The problem:
Write the data below out again, with each line matching the original.

App and web page records

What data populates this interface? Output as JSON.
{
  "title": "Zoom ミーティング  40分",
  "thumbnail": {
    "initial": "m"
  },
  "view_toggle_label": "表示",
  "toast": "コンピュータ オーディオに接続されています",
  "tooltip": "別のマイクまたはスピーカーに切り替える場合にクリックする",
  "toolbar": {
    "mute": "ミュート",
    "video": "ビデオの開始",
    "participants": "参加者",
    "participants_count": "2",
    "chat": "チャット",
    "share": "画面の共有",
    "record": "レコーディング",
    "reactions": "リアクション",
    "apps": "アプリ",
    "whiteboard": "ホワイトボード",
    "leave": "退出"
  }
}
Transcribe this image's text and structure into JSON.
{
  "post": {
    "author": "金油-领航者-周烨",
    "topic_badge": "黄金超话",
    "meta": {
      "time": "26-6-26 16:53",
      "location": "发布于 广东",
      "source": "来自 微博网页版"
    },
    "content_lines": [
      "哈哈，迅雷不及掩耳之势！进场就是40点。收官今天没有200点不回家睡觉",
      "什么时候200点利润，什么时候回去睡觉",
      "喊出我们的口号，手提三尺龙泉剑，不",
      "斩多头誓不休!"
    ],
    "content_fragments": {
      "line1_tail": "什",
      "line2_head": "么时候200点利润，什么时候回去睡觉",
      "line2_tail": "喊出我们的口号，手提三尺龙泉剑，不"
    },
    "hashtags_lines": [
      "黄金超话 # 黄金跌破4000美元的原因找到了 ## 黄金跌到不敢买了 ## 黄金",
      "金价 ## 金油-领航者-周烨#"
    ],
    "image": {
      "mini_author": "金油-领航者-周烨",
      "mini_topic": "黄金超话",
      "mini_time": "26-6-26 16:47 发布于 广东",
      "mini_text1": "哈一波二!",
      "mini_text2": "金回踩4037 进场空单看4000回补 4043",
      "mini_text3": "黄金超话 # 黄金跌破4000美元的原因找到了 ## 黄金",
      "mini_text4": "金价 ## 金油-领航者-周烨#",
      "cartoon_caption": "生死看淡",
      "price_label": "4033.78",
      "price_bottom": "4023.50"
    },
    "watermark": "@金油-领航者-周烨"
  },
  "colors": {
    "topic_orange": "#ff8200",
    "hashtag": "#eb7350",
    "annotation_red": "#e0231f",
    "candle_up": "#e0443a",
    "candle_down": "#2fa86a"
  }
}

Answer:
What data populates this interface? Output as JSON.
{
  "title": "Zoom ミーティング  40分",
  "thumbnail": {
    "initial": "m"
  },
  "view_toggle_label": "表示",
  "toast": "コンピュータ オーディオに接続されています",
  "tooltip": "別のマイクまたはスピーカーに切り替える場合にクリックする",
  "toolbar": {
    "mute": "ミュート",
    "video": "ビデオの開始",
    "participants": "参加者",
    "participants_count": "2",
    "chat": "チャット",
    "share": "画面の共有",
    "record": "レコーディング",
    "reactions": "リアクション",
    "apps": "アプリ",
    "whiteboard": "ホワイトボード",
    "leave": "退出"
  }
}
Transcribe this image's text and structure into JSON.
{
  "post": {
    "author": "金油-领航者-周烨",
    "topic_badge": "黄金超话",
    "meta": {
      "time": "26-6-26 16:53",
      "location": "发布于 广东",
      "source": "来自 微博网页版"
    },
    "content_lines": [
      "哈哈，迅雷不及掩耳之势！进场就是40点。收官今天没有200点不回家睡觉",
      "什么时候200点利润，什么时候回去睡觉",
      "喊出我们的口号，手提三尺龙泉剑，不",
      "斩多头誓不休!"
    ],
    "content_fragments": {
      "line1_tail": "什",
      "line2_head": "么时候200点利润，什么时候回去睡觉",
      "line2_tail": "喊出我们的口号，手提三尺龙泉剑，不"
    },
    "hashtags_lines": [
      "黄金超话 # 黄金跌破4000美元的原因找到了 ## 黄金跌到不敢买了 ## 黄金",
      "金价 ## 金油-领航者-周烨#"
    ],
    "image": {
      "mini_author": "金油-领航者-周烨",
      "mini_topic": "黄金超话",
      "mini_time": "26-6-26 16:47 发布于 广东",
      "mini_text1": "哈一波二!",
      "mini_text2": "金回踩4037 进场空单看4000回补 4043",
      "mini_text3": "黄金超话 # 黄金跌破4000美元的原因找到了 ## 黄金",
      "mini_text4": "金价 ## 金油-领航者-周烨#",
      "cartoon_caption": "生死看淡",
      "price_label": "4033.78",
      "price_bottom": "4023.50"
    },
    "watermark": "@金油-领航者-周烨"
  },
  "colors": {
    "topic_orange": "#ff8200",
    "hashtag": "#eb7350",
    "annotation_red": "#e0231f",
    "candle_up": "#e0443a",
    "candle_down": "#2fa86a"
  }
}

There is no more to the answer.